8. Although the claimant has the burden of proof on the first four steps, the Commissioner has the burden of proof on the fifth and final step. See Bowen, 482 U.S. at 146 n.5; Ferraris v. Heckler, 728 F.2d 582, 584 (2d Cir. 1984). The final step is divided into two parts: First, the Commissioner must assess the claimant's job qualifications by considering his physical ability, age, education and work experience. Second, the Commissioner must determine whether jobs exist in the national economy that a person having the claimant's qualifications could perform. See 42 U.S.C. § 423(d)(2)(A); 20 C.F.R. § 404.1520(f); Heckler v. Campbell, 461 U.S. 458, 460, 103 S.Ct. 1952, 1954, 76 L.Ed. 2d 66 (1983).

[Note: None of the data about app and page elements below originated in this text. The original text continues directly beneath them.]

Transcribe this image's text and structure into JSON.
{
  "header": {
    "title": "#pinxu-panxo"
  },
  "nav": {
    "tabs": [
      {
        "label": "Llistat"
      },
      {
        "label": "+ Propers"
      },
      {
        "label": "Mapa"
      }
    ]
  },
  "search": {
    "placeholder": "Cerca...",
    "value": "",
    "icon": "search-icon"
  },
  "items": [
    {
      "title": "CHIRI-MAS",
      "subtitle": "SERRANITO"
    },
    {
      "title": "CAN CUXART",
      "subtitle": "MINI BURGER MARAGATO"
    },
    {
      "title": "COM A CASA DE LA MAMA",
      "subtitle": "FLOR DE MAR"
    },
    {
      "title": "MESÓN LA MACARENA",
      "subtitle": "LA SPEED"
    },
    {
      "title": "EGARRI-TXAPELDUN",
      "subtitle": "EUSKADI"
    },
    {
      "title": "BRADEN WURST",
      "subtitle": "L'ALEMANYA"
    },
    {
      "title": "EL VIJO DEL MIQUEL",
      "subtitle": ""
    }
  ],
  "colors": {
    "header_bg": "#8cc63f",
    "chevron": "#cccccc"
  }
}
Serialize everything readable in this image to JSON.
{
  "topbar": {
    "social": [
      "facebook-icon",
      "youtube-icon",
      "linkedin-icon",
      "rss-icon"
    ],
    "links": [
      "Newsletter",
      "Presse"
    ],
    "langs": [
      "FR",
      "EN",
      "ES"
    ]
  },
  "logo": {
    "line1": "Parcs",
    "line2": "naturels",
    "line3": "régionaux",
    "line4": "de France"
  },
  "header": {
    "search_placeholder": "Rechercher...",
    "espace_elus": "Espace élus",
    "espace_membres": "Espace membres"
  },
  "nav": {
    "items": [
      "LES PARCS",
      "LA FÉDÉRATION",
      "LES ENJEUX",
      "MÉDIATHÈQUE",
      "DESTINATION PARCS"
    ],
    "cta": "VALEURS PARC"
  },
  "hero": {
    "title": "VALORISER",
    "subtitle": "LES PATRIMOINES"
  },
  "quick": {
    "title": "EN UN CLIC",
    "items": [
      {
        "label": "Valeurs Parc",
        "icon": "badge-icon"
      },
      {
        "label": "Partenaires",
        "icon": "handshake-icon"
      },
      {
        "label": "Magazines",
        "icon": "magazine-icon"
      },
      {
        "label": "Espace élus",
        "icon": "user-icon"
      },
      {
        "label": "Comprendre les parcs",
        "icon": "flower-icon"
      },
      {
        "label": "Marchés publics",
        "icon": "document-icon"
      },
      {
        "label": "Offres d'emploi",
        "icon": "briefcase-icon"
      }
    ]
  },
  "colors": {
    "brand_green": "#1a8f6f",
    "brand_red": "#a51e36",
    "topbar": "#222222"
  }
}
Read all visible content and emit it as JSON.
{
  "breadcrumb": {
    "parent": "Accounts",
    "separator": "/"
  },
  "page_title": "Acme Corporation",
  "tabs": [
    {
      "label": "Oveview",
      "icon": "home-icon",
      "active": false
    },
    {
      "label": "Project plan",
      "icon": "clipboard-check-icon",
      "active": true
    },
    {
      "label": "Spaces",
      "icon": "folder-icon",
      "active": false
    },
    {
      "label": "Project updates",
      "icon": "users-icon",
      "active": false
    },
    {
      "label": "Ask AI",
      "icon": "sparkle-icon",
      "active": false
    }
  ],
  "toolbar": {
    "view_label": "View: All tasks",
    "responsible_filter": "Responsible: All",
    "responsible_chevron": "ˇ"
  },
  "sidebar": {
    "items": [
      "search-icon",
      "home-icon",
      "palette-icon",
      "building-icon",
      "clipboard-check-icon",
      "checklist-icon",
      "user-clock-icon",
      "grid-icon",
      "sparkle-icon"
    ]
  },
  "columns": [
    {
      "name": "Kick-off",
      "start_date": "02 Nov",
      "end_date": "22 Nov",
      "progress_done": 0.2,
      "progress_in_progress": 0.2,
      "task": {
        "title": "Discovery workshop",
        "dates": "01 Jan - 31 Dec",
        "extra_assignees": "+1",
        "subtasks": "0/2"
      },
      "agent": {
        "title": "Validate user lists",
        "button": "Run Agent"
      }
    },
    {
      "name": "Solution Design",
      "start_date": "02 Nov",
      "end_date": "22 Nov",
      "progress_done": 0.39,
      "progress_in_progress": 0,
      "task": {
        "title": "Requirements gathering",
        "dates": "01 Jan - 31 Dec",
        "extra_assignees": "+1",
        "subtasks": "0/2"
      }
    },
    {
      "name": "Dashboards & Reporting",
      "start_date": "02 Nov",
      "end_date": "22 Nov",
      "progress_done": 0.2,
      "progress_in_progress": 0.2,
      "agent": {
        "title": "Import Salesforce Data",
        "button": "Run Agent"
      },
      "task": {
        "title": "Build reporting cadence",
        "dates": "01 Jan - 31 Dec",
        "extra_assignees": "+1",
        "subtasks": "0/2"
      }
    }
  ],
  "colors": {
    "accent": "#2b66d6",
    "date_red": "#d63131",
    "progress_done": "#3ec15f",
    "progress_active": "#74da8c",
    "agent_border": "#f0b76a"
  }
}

9. In this case, the ALJ made the following findings with regard to the five-step process set forth above: (1) Plaintiff has not engaged in substantial gainful activity since the alleged onset of his disability (R. at 18);*fn2 (2) Plaintiff's diabetes and hypertension are severe impairments within the meaning of the Act (R. at 18); (3) Plaintiff's impairments do not meet or medically equal any of the impairments listed in Appendix 1, Subpart P, Regulation No. 4 (R. at 18); (4) Plaintiff retained the residual functional capacity to perform light work with limitations*fn3 (R. at 16, 18); (5) Plaintiff is unable to perform any of his past relevant work (R. at 18); and (6) Plaintiff is an "individual closely approaching advanced age" who retains a residual functional capacity to perform work available in the national economy (R. at 18-19). Ultimately, the ALJ concluded that Plaintiff was not under a disability as defined by the Act at any time through the date of his decision. (R. at 19.)
10. Plaintiff maintains that the ALJ's decision is not supported by substantial evidence. He first argues that the ALJ did not properly consider his subjective complaints and that he lacked objectivity. An ALJ need not rely solely on a plaintiff's subjective complaints; rather, the ALJ is entitled to evaluate the record as a whole in determining whether a plaintiff's claim of disability is credible and meritorious. The ALJ is required to set forth the essential considerations upon which his or her decision is based, with sufficient particularity to enable the reviewing court to decide whether the disability determination was supported by substantial evidence. See Mongeur v. Heckler, 722 F.2d 1033, 1040 (2d Cir. 1983) ("When, as here, the evidence of record permits us to glean the rationale of an ALJ's decision, we do not require that he . . . mention[ ] every item of testimony presented to him or . . . explain[ ] why he considered particular evidence unpersuasive or insufficient to lead him to a conclusion of disability."); see also Miles v. Harris, 645 F.2d 122, 124 (2d Cir. 1981) (holding that the court was unwilling to require the ALJ to explicitly reconcile every conflicting shred of evidence provided that he carefully considered the evidence in reaching his decision).
Here, the ALJ considered Plaintiff's subjective complaints, but concluded that they were not totally credible in light of the objective medical evidence in the record. The ALJ thoroughly explained his reasons for this finding, particularly that Plaintiff made little effort to improve his own conditions; that Dr. Edgar Bassig's findings were largely unremarkable; that Dr. Bassig determined on November 5, 2004, that Plaintiff had no limitations on his ability to work; that Plaintiff often reported to Dr. Bassig and the Veterans Administration clinic staff that he had no problems or complaints; and that Plaintiff's diagnostic results revealed that his conditions were not disabling. (R. at 13, 14.) In this Court's view, the ALJ sufficiently articulated his rationale for concluding that Plaintiff's subjective complaints regarding his limitations were not totally credible. Cf. Aponte v. Sec'y of Health and Human Svcs., 728 F.2d 588, ...